Connecticut's top medical examiner wants to analyze the DNA of Adam Lanza in an attempt to learn more about what may have caused him to do what he did.
The 20-year-old was responsible for the Newtown, Conn., school massacre that left 20 children and six adults dead; he also killed his mother and himself.
The University of Connecticut genetics lab has offered to help analyze Lanza's DNA, but the goal is not to find a single diagnostic gene tied to violence.
According to Arthur Caplan, head of NYU's Bioethics Division, "a particular DNA message may indicate a propensity to behavior, but at best you might find associations to greater risk."
Whether or not Lanza possessed a so-called "warrior gene" that has become associated with psychopaths, there likely won't be a clear answer here.
Scientists are only beginning to understand the correlation between genes and behavior, and it takes more than a genetic predisposition to make someone violent.

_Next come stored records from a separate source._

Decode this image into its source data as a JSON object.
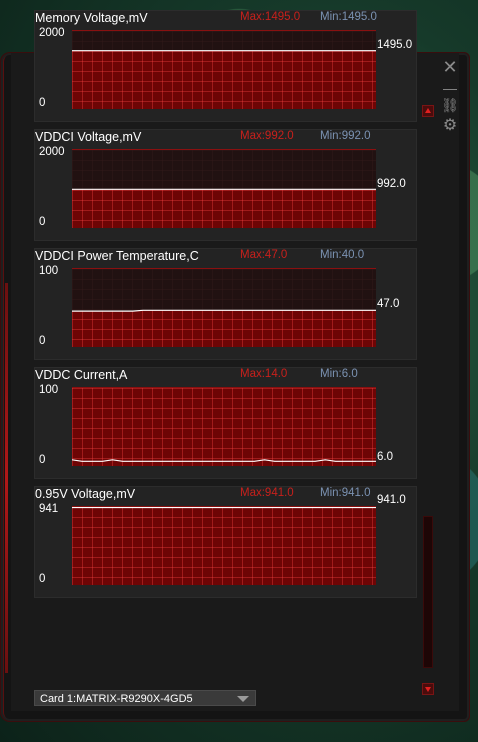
{
  "window": {
    "controls": {
      "close_icon": "✕",
      "minimize_icon": "—",
      "link_icon": "⛓",
      "gear_icon": "⚙"
    }
  },
  "panels": [
    {
      "title": "Memory Voltage,mV",
      "max_label": "Max:1495.0",
      "min_label": "Min:1495.0",
      "axis_top": "2000",
      "axis_bottom": "0",
      "current": "1495.0",
      "fill_from_line": true,
      "values": [
        1495,
        1495,
        1495,
        1495,
        1495,
        1495,
        1495,
        1495,
        1495,
        1495,
        1495,
        1495,
        1495,
        1495,
        1495,
        1495,
        1495,
        1495,
        1495,
        1495,
        1495,
        1495,
        1495,
        1495,
        1495,
        1495,
        1495,
        1495,
        1495,
        1495,
        1495
      ]
    },
    {
      "title": "VDDCI Voltage,mV",
      "max_label": "Max:992.0",
      "min_label": "Min:992.0",
      "axis_top": "2000",
      "axis_bottom": "0",
      "current": "992.0",
      "fill_from_line": true,
      "values": [
        992,
        992,
        992,
        992,
        992,
        992,
        992,
        992,
        992,
        992,
        992,
        992,
        992,
        992,
        992,
        992,
        992,
        992,
        992,
        992,
        992,
        992,
        992,
        992,
        992,
        992,
        992,
        992,
        992,
        992,
        992
      ]
    },
    {
      "title": "VDDCI Power Temperature,C",
      "max_label": "Max:47.0",
      "min_label": "Min:40.0",
      "axis_top": "100",
      "axis_bottom": "0",
      "current": "47.0",
      "fill_from_line": true,
      "values": [
        46,
        46,
        46,
        46,
        46,
        46,
        46,
        47,
        47,
        47,
        47,
        47,
        47,
        47,
        47,
        47,
        47,
        47,
        47,
        47,
        47,
        47,
        47,
        47,
        47,
        47,
        47,
        47,
        47,
        47,
        47
      ]
    },
    {
      "title": "VDDC Current,A",
      "max_label": "Max:14.0",
      "min_label": "Min:6.0",
      "axis_top": "100",
      "axis_bottom": "0",
      "current": "6.0",
      "fill_from_line": false,
      "values": [
        8,
        6,
        6,
        6,
        8,
        6,
        6,
        6,
        6,
        6,
        6,
        6,
        6,
        6,
        6,
        6,
        6,
        6,
        6,
        8,
        6,
        6,
        6,
        6,
        6,
        8,
        6,
        6,
        6,
        6,
        6
      ]
    },
    {
      "title": "0.95V Voltage,mV",
      "max_label": "Max:941.0",
      "min_label": "Min:941.0",
      "axis_top": "941",
      "axis_bottom": "0",
      "current": "941.0",
      "fill_from_line": true,
      "values": [
        941,
        941,
        941,
        941,
        941,
        941,
        941,
        941,
        941,
        941,
        941,
        941,
        941,
        941,
        941,
        941,
        941,
        941,
        941,
        941,
        941,
        941,
        941,
        941,
        941,
        941,
        941,
        941,
        941,
        941,
        941
      ]
    }
  ],
  "card_select": {
    "label": "Card 1:MATRIX-R9290X-4GD5"
  }
}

"... There are some abnormalities that are related to aggressive behavior," said Dr. Arthur Beaudet, chairman of Baylor College of Medicine's department of molecular and human genetics.
"I don't think any one of these mutations would explain all of (the mass shooters), but some would have mutations that might be causing both schizophrenia and related violent behavior."
"I think we could learn more about it, and we should learn more about it."
Lanza's motive remains very much unclear, although some have suggested a fear of being committed may have driven him to this extreme end.
In any case, research can only help as science and medicine strive to learn more about and hopefully prevent further atrocities like we saw in Newtown.